Endometriosis, the invasive displacement of uterine tissue into surrounding organs, is thought to affect up to176 million women worldwide but the precise cause of the condition is not known. However, new research carried out by theMassachusetts Institute of Technology (MIT) in the USA has uncovered cellular activity that may provide a better understanding of the mechanisms behind it.
In 2009, biological engineer Linda Griffith launched the Centre for Gynaepathology Research at MIT to study endometriosis and similar diseases. One of the goals was to learn more about the molecular and cellular basis of endometriosis so as to give scientists better drug targets and to help doctors decide how to best treat individual patients. The new research has now moved that goal a step closer by identifying a pattern of immune system signalling molecules that correlate with certain symptoms of endometriosis.
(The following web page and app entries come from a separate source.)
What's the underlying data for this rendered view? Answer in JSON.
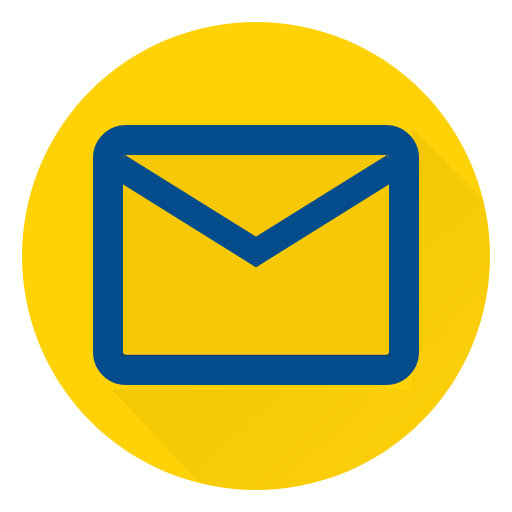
{
  "icon": {
    "name": "mail-envelope-icon",
    "background_color": "#FFD208",
    "circle_color": "#FFD208",
    "envelope_stroke_color": "#044C8C",
    "envelope_fill_color": "#F7C808",
    "long_shadow_color": "#E6BA00",
    "long_shadow": true
  }
}
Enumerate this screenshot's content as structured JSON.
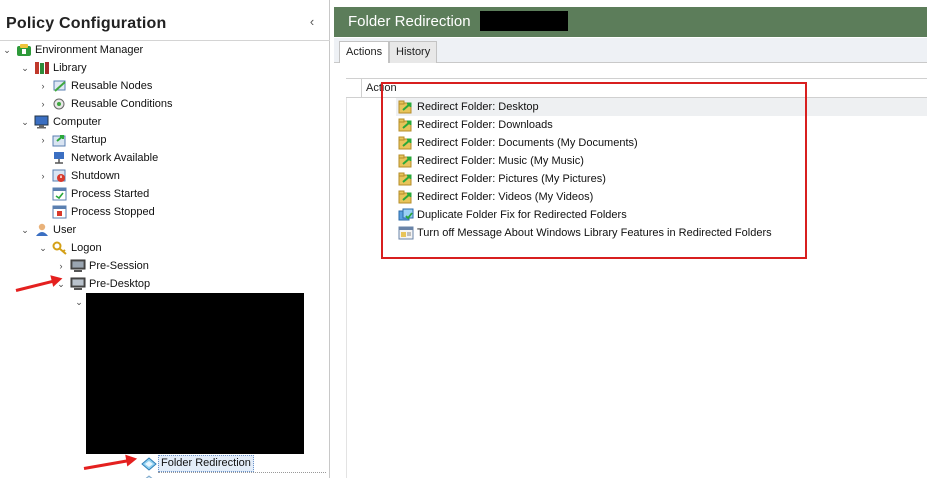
{
  "left_pane": {
    "title": "Policy Configuration",
    "collapse_glyph": "‹"
  },
  "tree": [
    {
      "id": "environment-manager",
      "label": "Environment Manager",
      "chevron": "⌄",
      "icon": "environment-manager-icon",
      "depth": 0
    },
    {
      "id": "library",
      "label": "Library",
      "chevron": "⌄",
      "icon": "library-icon",
      "depth": 1
    },
    {
      "id": "reusable-nodes",
      "label": "Reusable Nodes",
      "chevron": "›",
      "icon": "reusable-nodes-icon",
      "depth": 2
    },
    {
      "id": "reusable-conditions",
      "label": "Reusable Conditions",
      "chevron": "›",
      "icon": "reusable-conditions-icon",
      "depth": 2
    },
    {
      "id": "computer",
      "label": "Computer",
      "chevron": "⌄",
      "icon": "computer-icon",
      "depth": 1
    },
    {
      "id": "startup",
      "label": "Startup",
      "chevron": "›",
      "icon": "startup-icon",
      "depth": 2
    },
    {
      "id": "network-available",
      "label": "Network Available",
      "chevron": "",
      "icon": "network-available-icon",
      "depth": 2
    },
    {
      "id": "shutdown",
      "label": "Shutdown",
      "chevron": "›",
      "icon": "shutdown-icon",
      "depth": 2
    },
    {
      "id": "process-started",
      "label": "Process Started",
      "chevron": "",
      "icon": "process-started-icon",
      "depth": 2
    },
    {
      "id": "process-stopped",
      "label": "Process Stopped",
      "chevron": "",
      "icon": "process-stopped-icon",
      "depth": 2
    },
    {
      "id": "user",
      "label": "User",
      "chevron": "⌄",
      "icon": "user-icon",
      "depth": 1
    },
    {
      "id": "logon",
      "label": "Logon",
      "chevron": "⌄",
      "icon": "logon-icon",
      "depth": 2
    },
    {
      "id": "pre-session",
      "label": "Pre-Session",
      "chevron": "›",
      "icon": "pre-session-icon",
      "depth": 3
    },
    {
      "id": "pre-desktop",
      "label": "Pre-Desktop",
      "chevron": "⌄",
      "icon": "pre-desktop-icon",
      "depth": 3
    }
  ],
  "selected_node": {
    "label": "Folder Redirection",
    "icon": "folder-redirection-icon"
  },
  "right_pane": {
    "title": "Folder Redirection",
    "header_color": "#5c7d5a",
    "tabs": [
      {
        "label": "Actions",
        "active": true
      },
      {
        "label": "History",
        "active": false
      }
    ],
    "column_header": "Action",
    "actions": [
      {
        "label": "Redirect Folder: Desktop",
        "icon": "redirect-folder-icon"
      },
      {
        "label": "Redirect Folder: Downloads",
        "icon": "redirect-folder-icon"
      },
      {
        "label": "Redirect Folder: Documents (My Documents)",
        "icon": "redirect-folder-icon"
      },
      {
        "label": "Redirect Folder: Music (My Music)",
        "icon": "redirect-folder-icon"
      },
      {
        "label": "Redirect Folder: Pictures (My Pictures)",
        "icon": "redirect-folder-icon"
      },
      {
        "label": "Redirect Folder: Videos (My Videos)",
        "icon": "redirect-folder-icon"
      },
      {
        "label": "Duplicate Folder Fix for Redirected Folders",
        "icon": "duplicate-folder-fix-icon"
      },
      {
        "label": "Turn off Message About Windows Library Features in Redirected Folders",
        "icon": "library-message-icon"
      }
    ]
  },
  "annotation_color": "#d81f1f"
}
They also identified the underlying cellular activity that produces this pattern.
The research team, led by Dr Michael Beste of the Department of Biological Engineering at MIT, says their findings may also help scientists create better drugs for the condition and help clinicians determine the most effective treatment for patients.
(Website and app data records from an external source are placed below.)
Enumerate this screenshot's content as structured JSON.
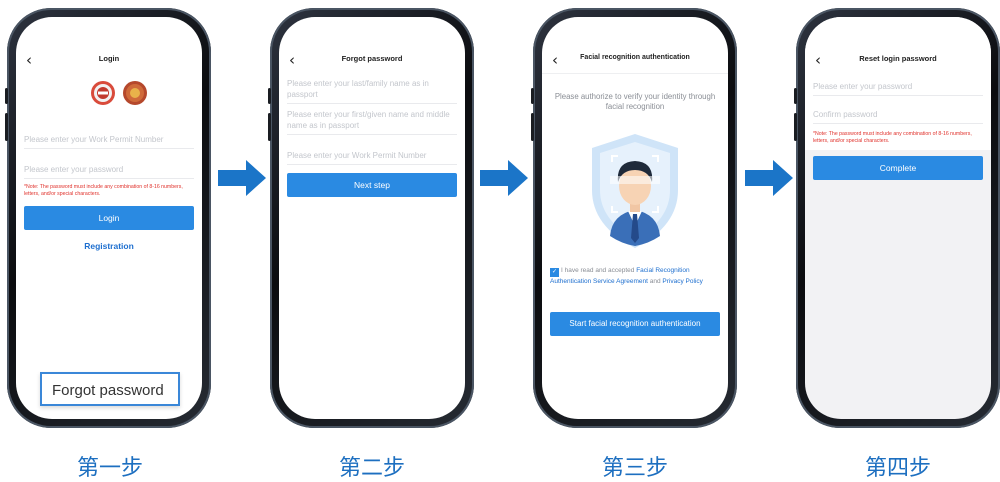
{
  "colors": {
    "primary": "#2a8ae2",
    "note": "#e0312b",
    "step": "#1d6fc0",
    "arrow": "#1b75c8"
  },
  "arrow_icon": "right-arrow-icon",
  "back_icon": "chevron-left-icon",
  "screens": [
    {
      "title": "Login",
      "fields": [
        "Please enter your Work Permit Number",
        "Please enter your password"
      ],
      "note": "*Note: The password must include any combination of 8-16 numbers, letters, and/or special characters.",
      "button": "Login",
      "link": "Registration",
      "callout": "Forgot password",
      "step": "第一步"
    },
    {
      "title": "Forgot password",
      "fields": [
        "Please enter your last/family name as in passport",
        "Please enter your first/given name and middle name as in passport",
        "Please enter your Work Permit Number"
      ],
      "button": "Next step",
      "step": "第二步"
    },
    {
      "title": "Facial recognition authentication",
      "prompt": "Please authorize to verify your identity through facial recognition",
      "agree_pre": "I have read and accepted",
      "agree_link1": "Facial Recognition Authentication Service Agreement",
      "agree_mid": "and",
      "agree_link2": "Privacy Policy",
      "checked": true,
      "button": "Start facial recognition authentication",
      "step": "第三步"
    },
    {
      "title": "Reset login password",
      "fields": [
        "Please enter your password",
        "Confirm password"
      ],
      "note": "*Note: The password must include any combination of 8-16 numbers, letters, and/or special characters.",
      "button": "Complete",
      "step": "第四步"
    }
  ]
}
"We know there is a genetic component, we know there is an environmental component, and we know there is an inflammatory component. But it's very difficult to say for individual patients what particular sequence of events led to particular symptoms," Dr Beste said.
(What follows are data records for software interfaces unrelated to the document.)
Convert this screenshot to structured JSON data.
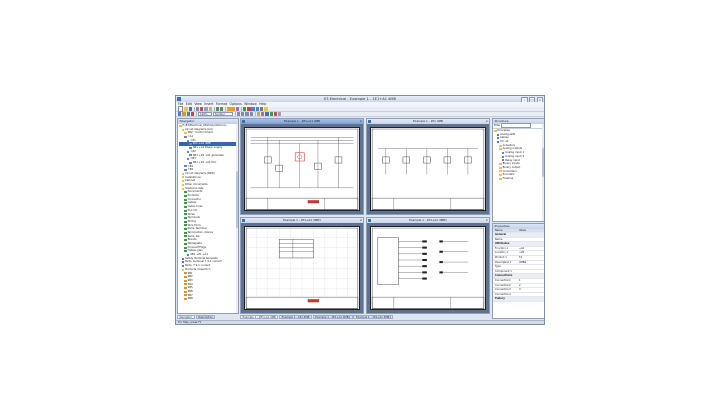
{
  "window": {
    "title": "E3 Electrical - Example 1 - 1E1+A1 4MB"
  },
  "menu": [
    "File",
    "Edit",
    "View",
    "Insert",
    "Format",
    "Options",
    "Window",
    "Help"
  ],
  "toolbar": {
    "zoom": "100%",
    "scope": "Symbol"
  },
  "navigator": {
    "title": "Navigator",
    "items": [
      {
        "label": "E:\\E3\\Electrical_05\\ProductsDocs\\...",
        "icon": "folder",
        "indent": 0
      },
      {
        "label": "Circuit diagrams (Cd)",
        "icon": "folder",
        "indent": 1
      },
      {
        "label": "SB2 : Control board",
        "icon": "folder",
        "indent": 2
      },
      {
        "label": "=A1",
        "icon": "page",
        "indent": 2
      },
      {
        "label": "=Z1",
        "icon": "page",
        "indent": 3
      },
      {
        "label": "1E1 +A1 4MB",
        "icon": "page",
        "indent": 4,
        "selected": true
      },
      {
        "label": "SB1 +A1 Power supply",
        "icon": "page",
        "indent": 4
      },
      {
        "label": "=Z2",
        "icon": "page",
        "indent": 3
      },
      {
        "label": "SB1 +Z2 +A1 generator",
        "icon": "page",
        "indent": 4
      },
      {
        "label": "=B3",
        "icon": "page",
        "indent": 3
      },
      {
        "label": "SB1 +Z1 +A1 PLC",
        "icon": "page",
        "indent": 4
      },
      {
        "label": "=B1",
        "icon": "page",
        "indent": 2
      },
      {
        "label": "=B2",
        "icon": "page",
        "indent": 2
      },
      {
        "label": "Circuit diagrams (BRD)",
        "icon": "folder",
        "indent": 1
      },
      {
        "label": "Installations",
        "icon": "folder",
        "indent": 1
      },
      {
        "label": "Cabinet",
        "icon": "folder",
        "indent": 1
      },
      {
        "label": "Other documents",
        "icon": "folder",
        "indent": 1
      },
      {
        "label": "Graphical lists",
        "icon": "folder",
        "indent": 1
      },
      {
        "label": "Documents",
        "icon": "green",
        "indent": 2
      },
      {
        "label": "Products",
        "icon": "green",
        "indent": 2
      },
      {
        "label": "Connector",
        "icon": "green",
        "indent": 2
      },
      {
        "label": "Cables",
        "icon": "green",
        "indent": 2
      },
      {
        "label": "Cable cross",
        "icon": "green",
        "indent": 2
      },
      {
        "label": "PLC I/O",
        "icon": "green",
        "indent": 2
      },
      {
        "label": "Wires",
        "icon": "green",
        "indent": 2
      },
      {
        "label": "Terminals",
        "icon": "green",
        "indent": 2
      },
      {
        "label": "Wiring",
        "icon": "green",
        "indent": 2
      },
      {
        "label": "Wire Form",
        "icon": "green",
        "indent": 2
      },
      {
        "label": "Parts, terminal",
        "icon": "green",
        "indent": 2
      },
      {
        "label": "Terminatoin, device",
        "icon": "green",
        "indent": 2
      },
      {
        "label": "Parts, list",
        "icon": "green",
        "indent": 2
      },
      {
        "label": "Brands",
        "icon": "green",
        "indent": 2
      },
      {
        "label": "Nameplate",
        "icon": "green",
        "indent": 2
      },
      {
        "label": "Connect/Flags",
        "icon": "green",
        "indent": 2
      },
      {
        "label": "Cables plan",
        "icon": "green",
        "indent": 2
      },
      {
        "label": "SB1 +Z1 +A1",
        "icon": "blue",
        "indent": 3
      },
      {
        "label": "Safety Terminal template",
        "icon": "blue",
        "indent": 1
      },
      {
        "label": "Parts, terminal 7 9-1 current",
        "icon": "blue",
        "indent": 1
      },
      {
        "label": "Parts, 7 9-1 current",
        "icon": "blue",
        "indent": 1
      },
      {
        "label": "Products Inspection",
        "icon": "folder",
        "indent": 1
      },
      {
        "label": "SB1",
        "icon": "orange",
        "indent": 2
      },
      {
        "label": "SB2",
        "icon": "orange",
        "indent": 2
      },
      {
        "label": "SB3",
        "icon": "orange",
        "indent": 2
      },
      {
        "label": "SB4",
        "icon": "orange",
        "indent": 2
      },
      {
        "label": "SB5",
        "icon": "orange",
        "indent": 2
      },
      {
        "label": "SB6",
        "icon": "orange",
        "indent": 2
      },
      {
        "label": "SB7",
        "icon": "orange",
        "indent": 2
      },
      {
        "label": "SB8",
        "icon": "orange",
        "indent": 2
      }
    ]
  },
  "docs": [
    {
      "title": "Example 1 - 1E1+A1 4MB",
      "active": true
    },
    {
      "title": "Example 1 - 1E1 4MB",
      "active": false
    },
    {
      "title": "Example 1 - 1E1+A1 4MB1",
      "active": false
    },
    {
      "title": "Example 1 - 1E1+A1 4MB1",
      "active": false
    }
  ],
  "bottom_tabs_left": [
    "Navigator",
    "Description"
  ],
  "bottom_tabs_docs": [
    "Example 1 - 1E1+A1 4MB",
    "Example 1 - 1E1 4MB",
    "Example 1 - 1E1+A1 4MB1",
    "Example 1 - 1E1+A1 4MB1"
  ],
  "structure": {
    "title": "Structure",
    "filter_label": "Filter",
    "items": [
      {
        "label": "Principles",
        "icon": "folder",
        "indent": 0
      },
      {
        "label": "AnalogueIN",
        "icon": "blue",
        "indent": 1
      },
      {
        "label": "Cables",
        "icon": "blue",
        "indent": 1
      },
      {
        "label": "I/O, all",
        "icon": "blue",
        "indent": 1
      },
      {
        "label": "Actuators",
        "icon": "folder",
        "indent": 2
      },
      {
        "label": "Analog outputs",
        "icon": "folder",
        "indent": 2
      },
      {
        "label": "Analog input 1",
        "icon": "page",
        "indent": 3
      },
      {
        "label": "Analog input 2",
        "icon": "page",
        "indent": 3
      },
      {
        "label": "Relay input",
        "icon": "page",
        "indent": 3
      },
      {
        "label": "Binary inputs",
        "icon": "folder",
        "indent": 2
      },
      {
        "label": "Binary output",
        "icon": "folder",
        "indent": 2
      },
      {
        "label": "Controllers",
        "icon": "folder",
        "indent": 2
      },
      {
        "label": "Encoders",
        "icon": "folder",
        "indent": 2
      },
      {
        "label": "Flowline",
        "icon": "folder",
        "indent": 2
      }
    ]
  },
  "properties": {
    "title": "Properties",
    "header": {
      "name": "Name",
      "value": "Value"
    },
    "rows": [
      {
        "k": "General",
        "v": "",
        "group": true
      },
      {
        "k": "Name",
        "v": ""
      },
      {
        "k": "Attributes",
        "v": "",
        "group": true
      },
      {
        "k": "Function 1",
        "v": "+A1"
      },
      {
        "k": "Location 1",
        "v": "+Z2"
      },
      {
        "k": "Product 1",
        "v": "T4"
      },
      {
        "k": "Description 1",
        "v": "4MB4"
      },
      {
        "k": "Type",
        "v": ""
      },
      {
        "k": "Component 1",
        "v": ""
      },
      {
        "k": "Connections",
        "v": "",
        "group": true
      },
      {
        "k": "Connection1",
        "v": "1"
      },
      {
        "k": "Connection2",
        "v": "2"
      },
      {
        "k": "Connection3",
        "v": "3"
      },
      {
        "k": "Connection4",
        "v": ""
      },
      {
        "k": "Pollery",
        "v": "",
        "group": true
      }
    ]
  },
  "status": "For Help, press F1"
}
Symptoms of endometriosis include painful or heavy periods, pain in the lower abdomen, pelvis or lower back, and fertility problems although symptoms vary and some women may not have any symptoms at all. The research team says this can make the condition difficult to study.
"The delay to a conclusive diagnosis can range anywhere from 3 to 15 years. There's a real need in the field to improve our understanding of both the basic biology and the clinical manifestations of the disease to better treat and improve the quality of life of affected women" says Dr Beste.
They hope that these studies could open doors to new drug treatments for endometriosis and provide a better understanding of the mechanisms behind the condition.
Linda Griffith says: "This paper isn't to say we discovered the answer. We're trying to start a conversation with a broad translational science community about this because it is such a terrible disease. We found something really interesting, but it's only the tip of the iceberg, and if other clinicians are interested in setting up a similar study with their patients, we're happy to talk about collaborating with them."
The findings of the study were recently published in the journal Science Translational Medicine.